Standard Operating Procedures (SOPs) are intended to provide you with general guidance on how to safely work with a specific class of chemical or hazard. This SOP is generic in nature. It addresses the use and handling of substances by hazard class only. In some instances multiple SOPs may be applicable for a specific chemical (i.e. both the SOPs for flammable liquids and carcinogens would apply to benzene). If you have any questions concerning the applicability of any items listed in this procedure, contact EH&S 1-2356 or the Principal Investigator.
Distillation of organic compounds, especially large amounts of solvents, represents certain hazards associated with higher risk of skin burns due to elevated temperatures, and higher risk of fire in case of distilling flammable liquids (see flammable liquids sop). Another potential hazard is exposure to large volumes of organic solvents.
Personnel: Wash hands and arms with soap and water following any skin contact with solvents to be distilled.
Eyewash: Where the eyes or body of any person may be exposed to organic solvents, suitable facilities for quick drenching or flushing of the eyes and body shall be provided within the work area for immediate emergency use. Bottle type eyewash stations are not acceptable.
Gloves: Gloves should be worn when handling organic solvents. Disposable latex or nitrile gloves provide adequate protection against accidental hand contact with small quantities of most laboratory chemicals. Lab workers should contact EH&S 1-2356 for advice on chemical resistant glove selection when direct or prolonged contact with hazardous chemicals is anticipated.
Assessment: Hazard assessment for distillation work should thoroughly address the issues of proper use and handling, fire safety, chemical toxicity, storage and spill response.
Apparel: Lab coats, closed toed shoes and long sleeved clothing should be worn when handling organic solvents. Additional protective clothing should be worn if the possibility of skin contact is likely.
Shielding: Safety shielding is required any time there is a risk of explosion, splash hazard or a highly exothermic reaction. Portable shields, which provide protection to all laboratory occupants, are acceptable.
Shower: A safety or drench shower should be immediately accessible at all times when distilling organic solvents
Labels: Containers: All distillation flasks must be clearly labeled with the correct chemical name. Handwritten labels are acceptable; chemical formulas and structural formulas are not acceptable.
Storage: The storage of flammable and combustible liquids after distillation in a laboratory, shop or building area must be kept to the minimum needed for research and/or operations. If more than 5 gallons of flammables are present outside of safety cans per 100 square feet of area, a flammable-liquids storage cabinet is required.
Where feasible (if the quality of the solvent will not be adversely affected) transfer flammable liquids from glass bottles into metal safety cans.

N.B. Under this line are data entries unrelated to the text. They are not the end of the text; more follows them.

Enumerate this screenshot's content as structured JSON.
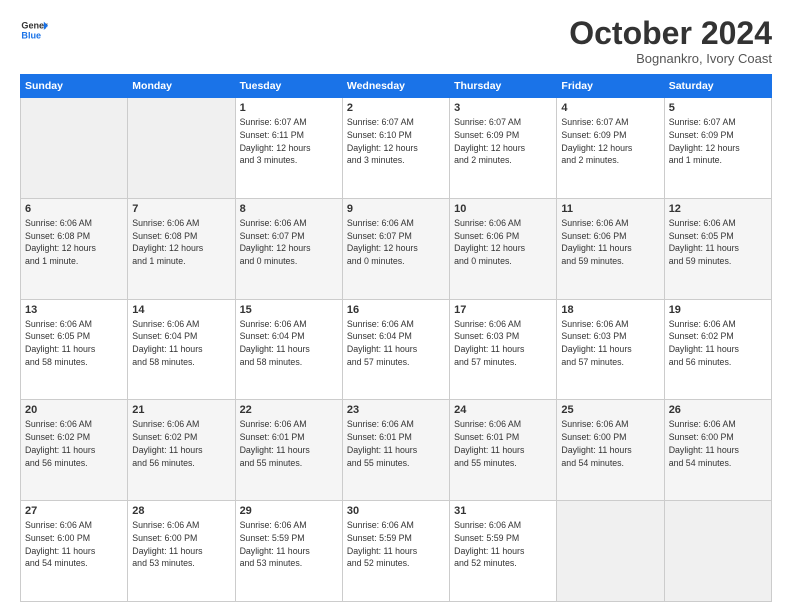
{
  "logo": {
    "line1": "General",
    "line2": "Blue"
  },
  "title": "October 2024",
  "subtitle": "Bognankro, Ivory Coast",
  "weekdays": [
    "Sunday",
    "Monday",
    "Tuesday",
    "Wednesday",
    "Thursday",
    "Friday",
    "Saturday"
  ],
  "weeks": [
    [
      {
        "day": "",
        "info": ""
      },
      {
        "day": "",
        "info": ""
      },
      {
        "day": "1",
        "info": "Sunrise: 6:07 AM\nSunset: 6:11 PM\nDaylight: 12 hours\nand 3 minutes."
      },
      {
        "day": "2",
        "info": "Sunrise: 6:07 AM\nSunset: 6:10 PM\nDaylight: 12 hours\nand 3 minutes."
      },
      {
        "day": "3",
        "info": "Sunrise: 6:07 AM\nSunset: 6:09 PM\nDaylight: 12 hours\nand 2 minutes."
      },
      {
        "day": "4",
        "info": "Sunrise: 6:07 AM\nSunset: 6:09 PM\nDaylight: 12 hours\nand 2 minutes."
      },
      {
        "day": "5",
        "info": "Sunrise: 6:07 AM\nSunset: 6:09 PM\nDaylight: 12 hours\nand 1 minute."
      }
    ],
    [
      {
        "day": "6",
        "info": "Sunrise: 6:06 AM\nSunset: 6:08 PM\nDaylight: 12 hours\nand 1 minute."
      },
      {
        "day": "7",
        "info": "Sunrise: 6:06 AM\nSunset: 6:08 PM\nDaylight: 12 hours\nand 1 minute."
      },
      {
        "day": "8",
        "info": "Sunrise: 6:06 AM\nSunset: 6:07 PM\nDaylight: 12 hours\nand 0 minutes."
      },
      {
        "day": "9",
        "info": "Sunrise: 6:06 AM\nSunset: 6:07 PM\nDaylight: 12 hours\nand 0 minutes."
      },
      {
        "day": "10",
        "info": "Sunrise: 6:06 AM\nSunset: 6:06 PM\nDaylight: 12 hours\nand 0 minutes."
      },
      {
        "day": "11",
        "info": "Sunrise: 6:06 AM\nSunset: 6:06 PM\nDaylight: 11 hours\nand 59 minutes."
      },
      {
        "day": "12",
        "info": "Sunrise: 6:06 AM\nSunset: 6:05 PM\nDaylight: 11 hours\nand 59 minutes."
      }
    ],
    [
      {
        "day": "13",
        "info": "Sunrise: 6:06 AM\nSunset: 6:05 PM\nDaylight: 11 hours\nand 58 minutes."
      },
      {
        "day": "14",
        "info": "Sunrise: 6:06 AM\nSunset: 6:04 PM\nDaylight: 11 hours\nand 58 minutes."
      },
      {
        "day": "15",
        "info": "Sunrise: 6:06 AM\nSunset: 6:04 PM\nDaylight: 11 hours\nand 58 minutes."
      },
      {
        "day": "16",
        "info": "Sunrise: 6:06 AM\nSunset: 6:04 PM\nDaylight: 11 hours\nand 57 minutes."
      },
      {
        "day": "17",
        "info": "Sunrise: 6:06 AM\nSunset: 6:03 PM\nDaylight: 11 hours\nand 57 minutes."
      },
      {
        "day": "18",
        "info": "Sunrise: 6:06 AM\nSunset: 6:03 PM\nDaylight: 11 hours\nand 57 minutes."
      },
      {
        "day": "19",
        "info": "Sunrise: 6:06 AM\nSunset: 6:02 PM\nDaylight: 11 hours\nand 56 minutes."
      }
    ],
    [
      {
        "day": "20",
        "info": "Sunrise: 6:06 AM\nSunset: 6:02 PM\nDaylight: 11 hours\nand 56 minutes."
      },
      {
        "day": "21",
        "info": "Sunrise: 6:06 AM\nSunset: 6:02 PM\nDaylight: 11 hours\nand 56 minutes."
      },
      {
        "day": "22",
        "info": "Sunrise: 6:06 AM\nSunset: 6:01 PM\nDaylight: 11 hours\nand 55 minutes."
      },
      {
        "day": "23",
        "info": "Sunrise: 6:06 AM\nSunset: 6:01 PM\nDaylight: 11 hours\nand 55 minutes."
      },
      {
        "day": "24",
        "info": "Sunrise: 6:06 AM\nSunset: 6:01 PM\nDaylight: 11 hours\nand 55 minutes."
      },
      {
        "day": "25",
        "info": "Sunrise: 6:06 AM\nSunset: 6:00 PM\nDaylight: 11 hours\nand 54 minutes."
      },
      {
        "day": "26",
        "info": "Sunrise: 6:06 AM\nSunset: 6:00 PM\nDaylight: 11 hours\nand 54 minutes."
      }
    ],
    [
      {
        "day": "27",
        "info": "Sunrise: 6:06 AM\nSunset: 6:00 PM\nDaylight: 11 hours\nand 54 minutes."
      },
      {
        "day": "28",
        "info": "Sunrise: 6:06 AM\nSunset: 6:00 PM\nDaylight: 11 hours\nand 53 minutes."
      },
      {
        "day": "29",
        "info": "Sunrise: 6:06 AM\nSunset: 5:59 PM\nDaylight: 11 hours\nand 53 minutes."
      },
      {
        "day": "30",
        "info": "Sunrise: 6:06 AM\nSunset: 5:59 PM\nDaylight: 11 hours\nand 52 minutes."
      },
      {
        "day": "31",
        "info": "Sunrise: 6:06 AM\nSunset: 5:59 PM\nDaylight: 11 hours\nand 52 minutes."
      },
      {
        "day": "",
        "info": ""
      },
      {
        "day": "",
        "info": ""
      }
    ]
  ]
}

Protection: Evacuated glassware can implode and eject flying glass, and splattering chemicals. Vacuum work involving flammable liquids must be conducted in a fume hood, glove box or isolated in an acceptable manner.

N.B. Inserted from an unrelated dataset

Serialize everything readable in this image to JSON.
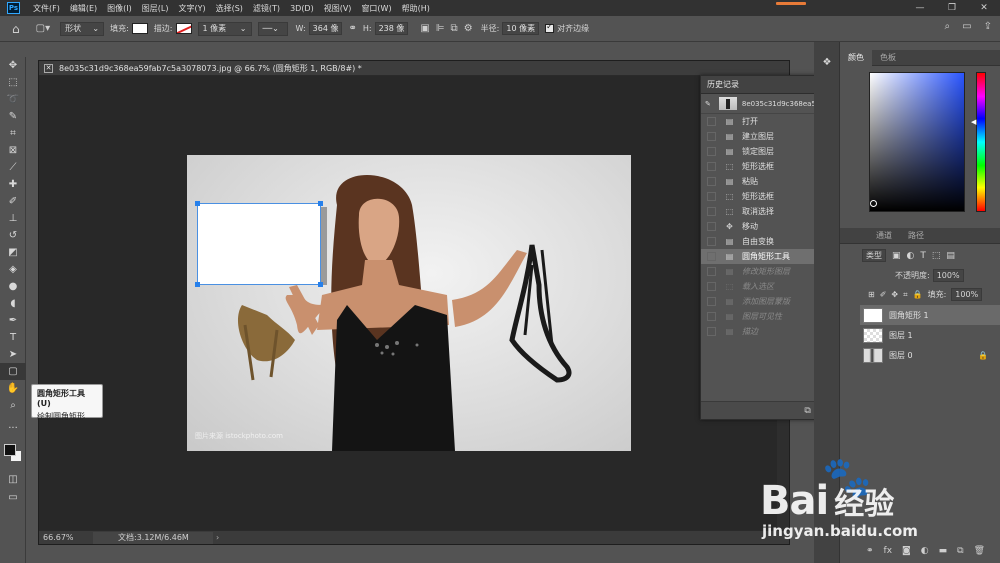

Mechanical vacuum pumps must be protected using cold traps and, where appropriate, filtered to prevent particulate release. The exhaust for the pumps must be vented into an exhaust hood. Vacuum pumps should be rated for use with flammable liquids.

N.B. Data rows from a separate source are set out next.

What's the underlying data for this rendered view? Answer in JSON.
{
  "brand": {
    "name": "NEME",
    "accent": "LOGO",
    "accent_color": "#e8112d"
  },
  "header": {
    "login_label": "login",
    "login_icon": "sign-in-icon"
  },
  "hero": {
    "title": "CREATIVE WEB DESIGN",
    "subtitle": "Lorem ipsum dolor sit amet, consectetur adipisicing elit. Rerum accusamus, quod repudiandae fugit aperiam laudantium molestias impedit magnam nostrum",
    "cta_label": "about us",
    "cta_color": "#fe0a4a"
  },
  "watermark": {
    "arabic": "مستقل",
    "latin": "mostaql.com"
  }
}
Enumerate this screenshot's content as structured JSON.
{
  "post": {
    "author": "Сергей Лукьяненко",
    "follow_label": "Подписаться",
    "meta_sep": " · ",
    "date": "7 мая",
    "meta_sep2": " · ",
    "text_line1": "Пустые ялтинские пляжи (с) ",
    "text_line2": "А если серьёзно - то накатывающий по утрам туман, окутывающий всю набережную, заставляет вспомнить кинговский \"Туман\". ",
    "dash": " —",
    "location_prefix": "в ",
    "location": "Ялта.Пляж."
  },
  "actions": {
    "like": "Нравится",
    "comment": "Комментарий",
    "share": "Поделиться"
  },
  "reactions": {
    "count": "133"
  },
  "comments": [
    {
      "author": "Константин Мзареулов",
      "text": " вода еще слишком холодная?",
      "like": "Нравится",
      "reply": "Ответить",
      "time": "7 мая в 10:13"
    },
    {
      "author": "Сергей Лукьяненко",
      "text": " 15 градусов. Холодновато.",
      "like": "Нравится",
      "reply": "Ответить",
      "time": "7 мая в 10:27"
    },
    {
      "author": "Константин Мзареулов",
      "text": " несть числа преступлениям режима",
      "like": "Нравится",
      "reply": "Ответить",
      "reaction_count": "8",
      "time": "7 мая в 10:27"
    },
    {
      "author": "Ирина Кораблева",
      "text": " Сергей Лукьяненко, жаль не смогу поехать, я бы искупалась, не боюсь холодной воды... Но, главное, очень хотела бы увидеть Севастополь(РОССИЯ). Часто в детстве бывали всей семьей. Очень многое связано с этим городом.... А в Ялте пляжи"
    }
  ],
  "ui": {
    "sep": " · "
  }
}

Disposal: All waste shall be placed in closed containers, properly labeled and moved to the Hazardous Waste Accumulation Structure (south west corner of SGM). Notify Roger Clark of Waste to be picked up from the Hazardous Waste Accumulation area.